The line containing "Decode this image" marks the start; return it and every line after it in the listing below, exactly, through the last.
*** Block opens ***
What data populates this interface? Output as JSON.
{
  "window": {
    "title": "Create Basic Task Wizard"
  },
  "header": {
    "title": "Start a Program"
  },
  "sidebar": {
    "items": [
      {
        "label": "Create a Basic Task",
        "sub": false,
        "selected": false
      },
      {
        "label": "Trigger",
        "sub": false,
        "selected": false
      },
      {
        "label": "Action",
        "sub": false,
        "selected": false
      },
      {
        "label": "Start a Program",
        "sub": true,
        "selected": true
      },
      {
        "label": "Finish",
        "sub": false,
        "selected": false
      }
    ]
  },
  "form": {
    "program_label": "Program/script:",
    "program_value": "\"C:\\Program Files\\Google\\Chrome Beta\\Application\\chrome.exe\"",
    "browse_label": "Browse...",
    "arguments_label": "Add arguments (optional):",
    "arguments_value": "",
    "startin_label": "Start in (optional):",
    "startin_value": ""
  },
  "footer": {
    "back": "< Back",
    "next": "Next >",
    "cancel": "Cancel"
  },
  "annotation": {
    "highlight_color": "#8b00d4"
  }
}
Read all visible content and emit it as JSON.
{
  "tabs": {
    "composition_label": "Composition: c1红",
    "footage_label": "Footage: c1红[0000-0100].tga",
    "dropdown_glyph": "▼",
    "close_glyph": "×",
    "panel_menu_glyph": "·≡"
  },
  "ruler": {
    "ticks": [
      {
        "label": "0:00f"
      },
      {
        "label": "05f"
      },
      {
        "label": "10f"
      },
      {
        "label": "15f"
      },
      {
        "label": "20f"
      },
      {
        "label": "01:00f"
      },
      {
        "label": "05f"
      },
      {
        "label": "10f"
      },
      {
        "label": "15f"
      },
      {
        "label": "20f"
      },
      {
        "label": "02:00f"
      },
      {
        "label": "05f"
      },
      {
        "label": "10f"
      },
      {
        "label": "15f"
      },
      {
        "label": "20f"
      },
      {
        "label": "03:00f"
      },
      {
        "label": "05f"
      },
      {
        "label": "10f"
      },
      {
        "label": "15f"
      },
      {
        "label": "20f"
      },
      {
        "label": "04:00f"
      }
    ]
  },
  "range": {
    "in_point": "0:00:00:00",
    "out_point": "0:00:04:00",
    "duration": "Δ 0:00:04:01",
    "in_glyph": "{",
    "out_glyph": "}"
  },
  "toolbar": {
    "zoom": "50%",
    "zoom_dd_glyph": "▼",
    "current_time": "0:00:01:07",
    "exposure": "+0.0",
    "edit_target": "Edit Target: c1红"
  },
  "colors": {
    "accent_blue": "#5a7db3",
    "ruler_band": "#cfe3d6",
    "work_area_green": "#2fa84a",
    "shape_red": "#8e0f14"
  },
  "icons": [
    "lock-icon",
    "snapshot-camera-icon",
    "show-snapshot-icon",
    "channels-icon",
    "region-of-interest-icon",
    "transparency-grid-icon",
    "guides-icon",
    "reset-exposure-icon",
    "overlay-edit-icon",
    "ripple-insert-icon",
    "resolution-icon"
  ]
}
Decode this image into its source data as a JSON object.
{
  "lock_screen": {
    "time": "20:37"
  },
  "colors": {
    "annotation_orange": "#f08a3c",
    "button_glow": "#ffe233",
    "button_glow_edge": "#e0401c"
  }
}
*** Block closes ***
EXERCISE ANSWER:
Decode this image into its source data as a JSON object.
{
  "lock_screen": {
    "time": "20:37"
  },
  "colors": {
    "annotation_orange": "#f08a3c",
    "button_glow": "#ffe233",
    "button_glow_edge": "#e0401c"
  }
}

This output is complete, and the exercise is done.